As we highlighted in yesterday’s post,
surgical errors continue to put patients at risk, despite efforts to hold hospitals more
accountable. In fact, according to a recent study by Johns Hopkins researchers,
surgeons make over 4,000 preventable mistakes every year.
The study examined “never events” that are always preventable.
They include retained foreign bodies in patients, surgery on the wrong
site, surgery on the wrong patient, or the wrong surgical procedure carried
out on the right patient.
In the 9,744 cases examined by the researchers, more than 6 percent of
patients died, while 32.9 percent suffered permanent injury. Retention
of foreign bodies was the most common surgical error, making up almost
half of all cases (49.8%).
Los Angeles Times reports, California hospitals are not immune to these errors. In fact,
they have reported more than 850 incidents involving retained foreign
bodies in the last five years, according to the state’s Department
of Public Health. Four of the ten hospitals fined by the agency last month
were penalized for leaving surgical items—from sponges to syringes—
Even more alarming, the study’s lead author, Martin Makary, believes
that the study likely underestimates the problem, as many patients never

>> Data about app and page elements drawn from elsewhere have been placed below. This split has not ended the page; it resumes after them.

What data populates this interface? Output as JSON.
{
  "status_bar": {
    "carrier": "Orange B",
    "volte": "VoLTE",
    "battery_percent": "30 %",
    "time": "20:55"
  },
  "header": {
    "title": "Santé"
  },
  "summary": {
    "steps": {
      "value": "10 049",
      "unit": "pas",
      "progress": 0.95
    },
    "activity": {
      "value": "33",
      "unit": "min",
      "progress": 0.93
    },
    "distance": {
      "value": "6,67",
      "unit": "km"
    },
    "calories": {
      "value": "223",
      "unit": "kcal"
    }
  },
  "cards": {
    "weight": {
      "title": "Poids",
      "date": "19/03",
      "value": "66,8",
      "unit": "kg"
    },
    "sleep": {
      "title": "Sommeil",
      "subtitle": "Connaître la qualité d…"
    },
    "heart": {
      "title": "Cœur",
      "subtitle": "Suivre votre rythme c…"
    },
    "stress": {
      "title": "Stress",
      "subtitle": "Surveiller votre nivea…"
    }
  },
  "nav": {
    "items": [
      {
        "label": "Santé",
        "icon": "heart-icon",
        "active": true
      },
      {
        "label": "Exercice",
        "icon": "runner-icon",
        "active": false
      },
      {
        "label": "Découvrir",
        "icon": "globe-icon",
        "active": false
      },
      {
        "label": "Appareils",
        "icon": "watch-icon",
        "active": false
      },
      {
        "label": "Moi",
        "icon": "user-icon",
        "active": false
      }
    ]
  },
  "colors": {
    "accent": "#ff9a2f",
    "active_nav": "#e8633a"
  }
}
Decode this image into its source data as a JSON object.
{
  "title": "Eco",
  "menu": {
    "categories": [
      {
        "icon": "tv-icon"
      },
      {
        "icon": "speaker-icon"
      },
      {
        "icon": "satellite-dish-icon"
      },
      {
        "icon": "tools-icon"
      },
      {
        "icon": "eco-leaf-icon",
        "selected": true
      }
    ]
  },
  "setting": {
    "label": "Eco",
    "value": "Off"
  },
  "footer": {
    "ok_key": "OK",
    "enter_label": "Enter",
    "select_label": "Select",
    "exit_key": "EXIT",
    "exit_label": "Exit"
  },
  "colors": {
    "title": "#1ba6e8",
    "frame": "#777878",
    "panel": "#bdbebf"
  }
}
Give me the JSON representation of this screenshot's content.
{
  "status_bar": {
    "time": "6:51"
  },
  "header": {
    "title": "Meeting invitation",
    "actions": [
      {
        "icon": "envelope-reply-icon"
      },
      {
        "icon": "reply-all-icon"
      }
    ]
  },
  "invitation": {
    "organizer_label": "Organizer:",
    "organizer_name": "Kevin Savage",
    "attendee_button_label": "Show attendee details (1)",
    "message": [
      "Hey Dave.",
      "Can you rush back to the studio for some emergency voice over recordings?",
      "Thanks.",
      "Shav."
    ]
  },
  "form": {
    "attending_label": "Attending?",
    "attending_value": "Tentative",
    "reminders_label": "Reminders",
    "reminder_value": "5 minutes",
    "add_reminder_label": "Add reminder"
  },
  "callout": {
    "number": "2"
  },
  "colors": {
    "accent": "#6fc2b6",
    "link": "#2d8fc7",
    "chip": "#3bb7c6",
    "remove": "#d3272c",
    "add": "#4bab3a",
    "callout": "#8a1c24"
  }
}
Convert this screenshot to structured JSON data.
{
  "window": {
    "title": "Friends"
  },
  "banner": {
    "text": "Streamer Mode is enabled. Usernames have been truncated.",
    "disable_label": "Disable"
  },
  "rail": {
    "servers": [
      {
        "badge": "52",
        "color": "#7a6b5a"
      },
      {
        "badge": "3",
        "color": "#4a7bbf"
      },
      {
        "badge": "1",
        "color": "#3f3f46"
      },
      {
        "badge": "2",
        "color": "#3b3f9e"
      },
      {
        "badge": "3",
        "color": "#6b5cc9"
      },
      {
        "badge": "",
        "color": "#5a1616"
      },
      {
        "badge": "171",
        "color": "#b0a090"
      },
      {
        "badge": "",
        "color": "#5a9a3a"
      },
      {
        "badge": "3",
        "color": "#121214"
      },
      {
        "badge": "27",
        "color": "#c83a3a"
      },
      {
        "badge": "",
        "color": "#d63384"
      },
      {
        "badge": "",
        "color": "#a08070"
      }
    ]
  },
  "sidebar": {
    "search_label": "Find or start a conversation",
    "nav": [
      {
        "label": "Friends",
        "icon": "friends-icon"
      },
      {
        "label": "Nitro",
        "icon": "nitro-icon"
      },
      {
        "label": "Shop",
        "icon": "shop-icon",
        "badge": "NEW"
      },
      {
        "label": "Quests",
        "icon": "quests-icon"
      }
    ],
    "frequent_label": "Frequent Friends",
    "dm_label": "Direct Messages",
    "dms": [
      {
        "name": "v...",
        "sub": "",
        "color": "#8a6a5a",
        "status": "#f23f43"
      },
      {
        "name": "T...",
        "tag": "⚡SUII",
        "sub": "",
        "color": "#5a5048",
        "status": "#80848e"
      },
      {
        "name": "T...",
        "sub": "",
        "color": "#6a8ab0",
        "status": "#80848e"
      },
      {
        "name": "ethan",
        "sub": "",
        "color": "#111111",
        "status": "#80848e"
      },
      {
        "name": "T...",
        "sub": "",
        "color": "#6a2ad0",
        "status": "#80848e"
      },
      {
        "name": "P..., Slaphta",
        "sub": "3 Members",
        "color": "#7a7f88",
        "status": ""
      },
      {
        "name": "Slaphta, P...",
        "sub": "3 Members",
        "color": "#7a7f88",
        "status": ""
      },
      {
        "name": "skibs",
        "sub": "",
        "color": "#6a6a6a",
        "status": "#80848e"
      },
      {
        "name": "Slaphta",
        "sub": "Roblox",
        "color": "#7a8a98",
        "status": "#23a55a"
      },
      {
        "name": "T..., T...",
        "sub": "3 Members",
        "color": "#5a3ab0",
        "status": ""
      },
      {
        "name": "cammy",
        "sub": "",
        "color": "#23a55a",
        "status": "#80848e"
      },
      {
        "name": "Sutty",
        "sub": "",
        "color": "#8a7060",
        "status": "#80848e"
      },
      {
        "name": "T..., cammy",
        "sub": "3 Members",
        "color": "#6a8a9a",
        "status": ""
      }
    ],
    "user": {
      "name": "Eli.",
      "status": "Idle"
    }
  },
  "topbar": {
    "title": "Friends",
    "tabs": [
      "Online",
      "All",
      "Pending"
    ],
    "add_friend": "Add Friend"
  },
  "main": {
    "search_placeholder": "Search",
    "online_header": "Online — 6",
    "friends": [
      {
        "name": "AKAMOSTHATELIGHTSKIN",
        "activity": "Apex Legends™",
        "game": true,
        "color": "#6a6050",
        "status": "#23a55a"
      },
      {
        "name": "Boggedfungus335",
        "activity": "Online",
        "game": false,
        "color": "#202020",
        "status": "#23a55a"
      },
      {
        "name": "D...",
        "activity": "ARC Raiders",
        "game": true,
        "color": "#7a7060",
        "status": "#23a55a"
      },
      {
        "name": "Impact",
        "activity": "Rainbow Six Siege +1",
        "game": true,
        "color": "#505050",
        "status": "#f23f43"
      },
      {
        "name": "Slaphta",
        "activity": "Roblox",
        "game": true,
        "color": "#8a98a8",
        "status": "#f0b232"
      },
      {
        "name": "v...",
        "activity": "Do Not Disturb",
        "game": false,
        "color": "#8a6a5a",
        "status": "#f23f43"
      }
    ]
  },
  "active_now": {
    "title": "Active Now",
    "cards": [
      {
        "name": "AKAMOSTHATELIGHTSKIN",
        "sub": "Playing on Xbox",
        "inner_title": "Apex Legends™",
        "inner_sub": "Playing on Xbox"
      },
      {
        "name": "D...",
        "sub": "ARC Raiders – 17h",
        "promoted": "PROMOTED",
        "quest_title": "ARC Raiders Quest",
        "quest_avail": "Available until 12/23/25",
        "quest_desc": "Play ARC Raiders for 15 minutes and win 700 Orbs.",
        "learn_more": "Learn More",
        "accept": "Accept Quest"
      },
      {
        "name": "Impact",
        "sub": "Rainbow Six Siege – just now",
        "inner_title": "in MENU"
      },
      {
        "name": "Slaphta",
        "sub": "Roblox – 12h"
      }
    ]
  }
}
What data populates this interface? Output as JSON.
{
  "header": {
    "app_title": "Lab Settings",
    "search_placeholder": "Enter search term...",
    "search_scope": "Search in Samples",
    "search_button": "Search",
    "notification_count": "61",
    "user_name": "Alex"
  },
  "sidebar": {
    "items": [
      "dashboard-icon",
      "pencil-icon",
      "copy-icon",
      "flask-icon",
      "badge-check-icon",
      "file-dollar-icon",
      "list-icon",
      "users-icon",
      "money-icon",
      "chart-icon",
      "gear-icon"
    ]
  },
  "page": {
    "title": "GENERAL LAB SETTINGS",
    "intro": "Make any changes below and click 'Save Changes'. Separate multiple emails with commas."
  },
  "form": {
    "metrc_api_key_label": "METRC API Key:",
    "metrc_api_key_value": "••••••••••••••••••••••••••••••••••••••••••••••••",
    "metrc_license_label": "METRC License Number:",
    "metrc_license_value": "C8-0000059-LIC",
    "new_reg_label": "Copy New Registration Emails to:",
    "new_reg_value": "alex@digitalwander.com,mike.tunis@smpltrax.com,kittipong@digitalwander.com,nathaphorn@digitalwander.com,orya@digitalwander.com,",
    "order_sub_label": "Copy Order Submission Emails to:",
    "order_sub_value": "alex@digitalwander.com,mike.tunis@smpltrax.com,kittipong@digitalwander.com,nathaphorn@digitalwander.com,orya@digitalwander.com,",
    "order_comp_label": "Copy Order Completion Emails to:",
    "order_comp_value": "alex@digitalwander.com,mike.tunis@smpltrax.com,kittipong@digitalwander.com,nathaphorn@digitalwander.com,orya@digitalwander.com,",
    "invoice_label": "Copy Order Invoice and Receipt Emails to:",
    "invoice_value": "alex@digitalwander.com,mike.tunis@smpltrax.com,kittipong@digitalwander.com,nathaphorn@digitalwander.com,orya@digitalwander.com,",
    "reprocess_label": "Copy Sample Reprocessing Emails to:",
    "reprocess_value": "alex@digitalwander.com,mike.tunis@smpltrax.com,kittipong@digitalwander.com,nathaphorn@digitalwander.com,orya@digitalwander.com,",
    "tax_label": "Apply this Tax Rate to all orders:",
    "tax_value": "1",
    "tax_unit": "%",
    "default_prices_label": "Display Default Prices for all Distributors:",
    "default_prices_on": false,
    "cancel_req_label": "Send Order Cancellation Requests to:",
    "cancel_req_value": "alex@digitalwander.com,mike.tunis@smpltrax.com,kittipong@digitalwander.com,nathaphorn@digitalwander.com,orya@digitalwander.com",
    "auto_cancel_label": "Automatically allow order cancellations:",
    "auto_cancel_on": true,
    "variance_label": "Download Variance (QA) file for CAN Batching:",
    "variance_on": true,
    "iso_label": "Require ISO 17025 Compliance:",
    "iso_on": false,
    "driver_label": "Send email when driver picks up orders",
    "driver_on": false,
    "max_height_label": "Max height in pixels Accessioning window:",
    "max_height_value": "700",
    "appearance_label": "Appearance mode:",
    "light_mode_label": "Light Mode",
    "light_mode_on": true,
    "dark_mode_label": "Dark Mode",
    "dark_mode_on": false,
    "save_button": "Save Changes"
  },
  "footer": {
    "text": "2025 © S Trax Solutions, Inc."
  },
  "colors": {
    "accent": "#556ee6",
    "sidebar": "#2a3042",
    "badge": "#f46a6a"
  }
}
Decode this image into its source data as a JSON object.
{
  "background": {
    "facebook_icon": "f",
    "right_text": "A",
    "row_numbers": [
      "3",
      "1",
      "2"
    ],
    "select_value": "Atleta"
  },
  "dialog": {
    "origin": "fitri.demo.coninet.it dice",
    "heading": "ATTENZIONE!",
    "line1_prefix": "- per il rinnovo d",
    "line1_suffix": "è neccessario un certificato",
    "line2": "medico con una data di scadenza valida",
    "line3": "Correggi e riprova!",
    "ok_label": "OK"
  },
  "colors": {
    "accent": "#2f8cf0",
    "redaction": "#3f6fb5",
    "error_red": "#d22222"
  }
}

file claims after errors. In addition, many mistakes may go undetected.